→ **Problem statement**:
The output should be all lines of the entries below in which the word "JSON" occurs.

→ **Given data**:
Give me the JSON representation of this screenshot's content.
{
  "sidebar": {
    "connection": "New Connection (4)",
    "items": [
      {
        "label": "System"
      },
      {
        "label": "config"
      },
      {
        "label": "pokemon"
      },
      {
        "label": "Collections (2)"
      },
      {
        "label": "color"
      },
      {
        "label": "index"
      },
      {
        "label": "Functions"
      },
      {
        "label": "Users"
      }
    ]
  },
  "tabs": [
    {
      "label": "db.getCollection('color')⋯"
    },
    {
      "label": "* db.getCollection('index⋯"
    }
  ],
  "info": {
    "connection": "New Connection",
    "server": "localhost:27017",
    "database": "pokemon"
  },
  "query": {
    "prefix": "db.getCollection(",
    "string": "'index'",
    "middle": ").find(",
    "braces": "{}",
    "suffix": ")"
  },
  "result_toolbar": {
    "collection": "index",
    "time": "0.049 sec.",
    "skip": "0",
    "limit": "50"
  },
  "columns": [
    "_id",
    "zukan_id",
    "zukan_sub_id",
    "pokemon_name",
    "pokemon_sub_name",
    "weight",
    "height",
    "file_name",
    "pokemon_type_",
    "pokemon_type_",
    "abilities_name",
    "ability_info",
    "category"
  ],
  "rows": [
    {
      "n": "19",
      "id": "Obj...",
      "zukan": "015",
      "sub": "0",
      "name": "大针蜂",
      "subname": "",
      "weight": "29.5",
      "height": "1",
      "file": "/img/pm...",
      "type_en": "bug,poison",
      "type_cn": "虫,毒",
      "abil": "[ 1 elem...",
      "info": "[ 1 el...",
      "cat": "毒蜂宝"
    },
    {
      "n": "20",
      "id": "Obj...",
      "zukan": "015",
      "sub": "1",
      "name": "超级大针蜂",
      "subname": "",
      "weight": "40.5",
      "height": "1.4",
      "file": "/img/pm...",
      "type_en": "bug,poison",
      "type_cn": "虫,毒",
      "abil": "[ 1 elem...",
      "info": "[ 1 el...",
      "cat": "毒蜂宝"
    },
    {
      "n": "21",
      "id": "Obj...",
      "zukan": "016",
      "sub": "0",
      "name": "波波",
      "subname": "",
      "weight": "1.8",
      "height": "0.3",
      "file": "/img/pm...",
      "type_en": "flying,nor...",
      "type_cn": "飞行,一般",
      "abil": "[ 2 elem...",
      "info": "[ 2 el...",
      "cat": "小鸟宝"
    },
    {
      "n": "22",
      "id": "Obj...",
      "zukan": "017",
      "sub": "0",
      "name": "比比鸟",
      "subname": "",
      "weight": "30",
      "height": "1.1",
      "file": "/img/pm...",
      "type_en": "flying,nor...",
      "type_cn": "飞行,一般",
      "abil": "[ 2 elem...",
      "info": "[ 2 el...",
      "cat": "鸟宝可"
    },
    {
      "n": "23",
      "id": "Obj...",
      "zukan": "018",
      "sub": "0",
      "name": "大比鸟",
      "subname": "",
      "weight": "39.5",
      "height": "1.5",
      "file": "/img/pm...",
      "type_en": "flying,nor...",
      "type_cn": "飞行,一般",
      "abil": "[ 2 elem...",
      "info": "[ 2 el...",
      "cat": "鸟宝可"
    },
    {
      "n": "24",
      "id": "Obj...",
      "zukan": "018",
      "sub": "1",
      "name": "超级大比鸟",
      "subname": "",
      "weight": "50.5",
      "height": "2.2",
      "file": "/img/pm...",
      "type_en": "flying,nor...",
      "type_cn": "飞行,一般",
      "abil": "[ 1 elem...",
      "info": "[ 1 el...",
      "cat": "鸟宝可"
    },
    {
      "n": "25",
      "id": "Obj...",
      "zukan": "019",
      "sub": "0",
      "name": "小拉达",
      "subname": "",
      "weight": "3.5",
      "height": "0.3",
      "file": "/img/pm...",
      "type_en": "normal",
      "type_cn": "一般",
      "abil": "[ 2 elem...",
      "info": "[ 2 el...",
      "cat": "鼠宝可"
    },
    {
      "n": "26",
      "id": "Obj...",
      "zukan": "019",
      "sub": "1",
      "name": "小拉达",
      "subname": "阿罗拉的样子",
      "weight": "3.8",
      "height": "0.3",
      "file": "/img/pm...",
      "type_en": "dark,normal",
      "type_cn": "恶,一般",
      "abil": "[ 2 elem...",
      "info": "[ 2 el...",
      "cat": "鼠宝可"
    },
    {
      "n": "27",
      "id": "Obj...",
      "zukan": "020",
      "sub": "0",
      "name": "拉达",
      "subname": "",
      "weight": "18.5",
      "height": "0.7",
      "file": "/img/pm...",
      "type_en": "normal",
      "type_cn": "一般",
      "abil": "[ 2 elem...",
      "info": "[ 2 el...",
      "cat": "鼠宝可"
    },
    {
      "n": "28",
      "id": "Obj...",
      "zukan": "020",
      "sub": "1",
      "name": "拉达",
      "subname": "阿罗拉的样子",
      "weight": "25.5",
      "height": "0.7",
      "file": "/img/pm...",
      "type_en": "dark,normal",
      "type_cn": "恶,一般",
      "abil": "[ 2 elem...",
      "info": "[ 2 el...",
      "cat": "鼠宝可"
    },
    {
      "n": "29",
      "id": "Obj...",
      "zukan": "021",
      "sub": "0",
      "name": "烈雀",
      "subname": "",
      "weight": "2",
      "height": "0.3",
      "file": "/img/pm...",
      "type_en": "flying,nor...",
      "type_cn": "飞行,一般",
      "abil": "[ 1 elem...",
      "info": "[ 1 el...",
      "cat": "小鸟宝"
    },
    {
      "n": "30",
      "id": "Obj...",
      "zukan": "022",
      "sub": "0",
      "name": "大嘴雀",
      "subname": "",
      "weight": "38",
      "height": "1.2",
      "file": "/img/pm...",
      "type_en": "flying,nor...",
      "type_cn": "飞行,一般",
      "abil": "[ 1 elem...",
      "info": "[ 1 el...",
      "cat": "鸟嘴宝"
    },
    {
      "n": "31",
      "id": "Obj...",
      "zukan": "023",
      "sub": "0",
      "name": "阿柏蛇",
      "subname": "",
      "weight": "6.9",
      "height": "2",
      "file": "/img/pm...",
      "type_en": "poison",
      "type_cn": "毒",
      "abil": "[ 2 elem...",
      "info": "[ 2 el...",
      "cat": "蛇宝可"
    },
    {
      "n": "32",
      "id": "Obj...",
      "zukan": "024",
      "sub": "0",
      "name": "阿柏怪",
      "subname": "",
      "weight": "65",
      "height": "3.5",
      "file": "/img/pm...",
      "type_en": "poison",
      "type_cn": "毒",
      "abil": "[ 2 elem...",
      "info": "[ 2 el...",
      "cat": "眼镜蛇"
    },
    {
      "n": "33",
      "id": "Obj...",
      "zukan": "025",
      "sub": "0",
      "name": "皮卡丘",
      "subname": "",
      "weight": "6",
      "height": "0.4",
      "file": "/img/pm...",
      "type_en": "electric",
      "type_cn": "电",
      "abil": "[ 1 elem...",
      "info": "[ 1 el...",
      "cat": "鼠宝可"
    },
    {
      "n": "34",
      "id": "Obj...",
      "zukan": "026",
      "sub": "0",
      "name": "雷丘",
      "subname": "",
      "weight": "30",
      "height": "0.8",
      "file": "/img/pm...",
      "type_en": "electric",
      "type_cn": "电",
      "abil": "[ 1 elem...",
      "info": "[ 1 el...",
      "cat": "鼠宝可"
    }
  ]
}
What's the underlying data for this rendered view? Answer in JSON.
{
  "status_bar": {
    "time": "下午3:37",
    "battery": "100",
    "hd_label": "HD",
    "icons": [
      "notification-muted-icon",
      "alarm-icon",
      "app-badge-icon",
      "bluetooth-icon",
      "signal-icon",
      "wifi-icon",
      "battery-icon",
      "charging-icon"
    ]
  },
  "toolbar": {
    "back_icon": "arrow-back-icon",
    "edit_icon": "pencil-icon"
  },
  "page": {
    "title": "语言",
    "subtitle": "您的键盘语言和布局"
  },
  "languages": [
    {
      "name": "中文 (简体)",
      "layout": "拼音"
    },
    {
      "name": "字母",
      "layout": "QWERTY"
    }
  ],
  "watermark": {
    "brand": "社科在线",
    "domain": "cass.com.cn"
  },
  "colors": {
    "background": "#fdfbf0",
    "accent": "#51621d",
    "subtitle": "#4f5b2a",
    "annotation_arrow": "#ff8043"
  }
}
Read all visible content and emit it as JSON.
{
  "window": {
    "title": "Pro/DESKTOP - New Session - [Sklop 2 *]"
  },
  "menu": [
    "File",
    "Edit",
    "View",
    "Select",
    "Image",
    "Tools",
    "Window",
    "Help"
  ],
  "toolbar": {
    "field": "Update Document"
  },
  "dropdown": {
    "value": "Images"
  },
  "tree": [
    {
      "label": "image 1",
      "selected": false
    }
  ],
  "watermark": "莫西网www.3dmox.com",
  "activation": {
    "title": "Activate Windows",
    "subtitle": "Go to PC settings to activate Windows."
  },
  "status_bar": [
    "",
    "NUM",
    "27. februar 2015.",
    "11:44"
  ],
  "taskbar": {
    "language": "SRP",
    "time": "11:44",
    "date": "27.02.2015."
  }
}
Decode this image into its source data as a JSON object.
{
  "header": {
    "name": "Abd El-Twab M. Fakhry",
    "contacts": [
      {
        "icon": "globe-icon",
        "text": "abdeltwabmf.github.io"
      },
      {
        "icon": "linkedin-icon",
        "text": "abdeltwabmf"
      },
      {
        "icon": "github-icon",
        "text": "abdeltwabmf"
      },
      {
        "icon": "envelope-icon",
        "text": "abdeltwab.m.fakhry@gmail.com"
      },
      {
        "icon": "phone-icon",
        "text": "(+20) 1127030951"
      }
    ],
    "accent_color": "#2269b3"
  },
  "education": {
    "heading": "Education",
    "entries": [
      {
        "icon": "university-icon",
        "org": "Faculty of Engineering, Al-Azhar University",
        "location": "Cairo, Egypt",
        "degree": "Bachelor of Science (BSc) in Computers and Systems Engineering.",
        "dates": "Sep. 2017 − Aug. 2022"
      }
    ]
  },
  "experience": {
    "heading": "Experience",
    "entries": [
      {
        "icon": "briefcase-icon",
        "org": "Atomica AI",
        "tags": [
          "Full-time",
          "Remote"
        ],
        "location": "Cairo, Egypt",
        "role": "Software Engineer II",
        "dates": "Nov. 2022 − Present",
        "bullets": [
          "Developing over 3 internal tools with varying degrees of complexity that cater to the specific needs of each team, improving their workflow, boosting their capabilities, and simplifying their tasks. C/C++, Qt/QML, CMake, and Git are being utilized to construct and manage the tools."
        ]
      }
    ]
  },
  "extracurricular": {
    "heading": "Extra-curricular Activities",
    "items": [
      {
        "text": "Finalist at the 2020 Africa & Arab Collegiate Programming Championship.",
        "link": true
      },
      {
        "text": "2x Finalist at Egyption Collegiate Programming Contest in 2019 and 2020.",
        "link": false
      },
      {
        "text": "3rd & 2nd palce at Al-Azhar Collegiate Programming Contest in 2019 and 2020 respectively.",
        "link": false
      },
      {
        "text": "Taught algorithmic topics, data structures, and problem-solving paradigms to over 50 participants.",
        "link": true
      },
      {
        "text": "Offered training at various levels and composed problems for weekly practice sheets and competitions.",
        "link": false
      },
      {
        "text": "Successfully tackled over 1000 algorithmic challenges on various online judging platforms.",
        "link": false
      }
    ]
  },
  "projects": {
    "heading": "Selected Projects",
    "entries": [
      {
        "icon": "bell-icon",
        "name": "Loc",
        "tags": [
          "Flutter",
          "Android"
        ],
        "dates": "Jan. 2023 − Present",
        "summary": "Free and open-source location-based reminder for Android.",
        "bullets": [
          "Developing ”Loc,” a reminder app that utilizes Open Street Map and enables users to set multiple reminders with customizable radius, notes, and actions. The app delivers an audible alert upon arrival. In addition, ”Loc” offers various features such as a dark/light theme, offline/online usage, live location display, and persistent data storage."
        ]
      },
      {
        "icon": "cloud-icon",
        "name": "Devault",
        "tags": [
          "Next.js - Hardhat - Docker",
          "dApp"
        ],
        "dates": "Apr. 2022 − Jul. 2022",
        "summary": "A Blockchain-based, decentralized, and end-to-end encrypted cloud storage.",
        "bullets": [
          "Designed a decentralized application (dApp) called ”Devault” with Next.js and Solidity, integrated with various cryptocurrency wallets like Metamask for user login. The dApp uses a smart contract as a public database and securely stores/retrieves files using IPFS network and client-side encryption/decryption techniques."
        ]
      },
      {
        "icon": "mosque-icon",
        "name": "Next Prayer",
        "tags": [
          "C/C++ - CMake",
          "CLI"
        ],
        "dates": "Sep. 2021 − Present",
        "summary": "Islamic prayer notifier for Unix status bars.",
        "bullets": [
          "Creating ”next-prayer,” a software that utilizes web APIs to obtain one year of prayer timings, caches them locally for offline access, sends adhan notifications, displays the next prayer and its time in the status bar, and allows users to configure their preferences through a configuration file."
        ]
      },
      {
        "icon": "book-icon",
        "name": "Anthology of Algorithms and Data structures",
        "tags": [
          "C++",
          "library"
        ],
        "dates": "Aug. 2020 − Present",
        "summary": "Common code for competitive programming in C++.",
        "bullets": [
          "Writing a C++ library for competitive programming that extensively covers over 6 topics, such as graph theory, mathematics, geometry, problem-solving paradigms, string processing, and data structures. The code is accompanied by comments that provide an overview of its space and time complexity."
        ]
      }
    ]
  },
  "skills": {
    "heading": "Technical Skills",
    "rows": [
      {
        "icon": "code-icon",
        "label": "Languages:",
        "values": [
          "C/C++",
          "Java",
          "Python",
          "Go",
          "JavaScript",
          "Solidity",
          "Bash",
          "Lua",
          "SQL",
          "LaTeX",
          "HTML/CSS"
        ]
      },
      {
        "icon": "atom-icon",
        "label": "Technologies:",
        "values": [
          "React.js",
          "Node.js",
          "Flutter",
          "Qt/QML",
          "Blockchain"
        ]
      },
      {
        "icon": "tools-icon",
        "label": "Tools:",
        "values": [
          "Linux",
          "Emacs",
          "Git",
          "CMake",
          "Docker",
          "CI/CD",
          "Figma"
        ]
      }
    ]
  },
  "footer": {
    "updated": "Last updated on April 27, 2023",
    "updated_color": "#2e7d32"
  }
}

→ **Your response**:
Give me the JSON representation of this screenshot's content.
What's the underlying data for this rendered view? Answer in JSON.
Read all visible content and emit it as JSON.
Decode this image into its source data as a JSON object.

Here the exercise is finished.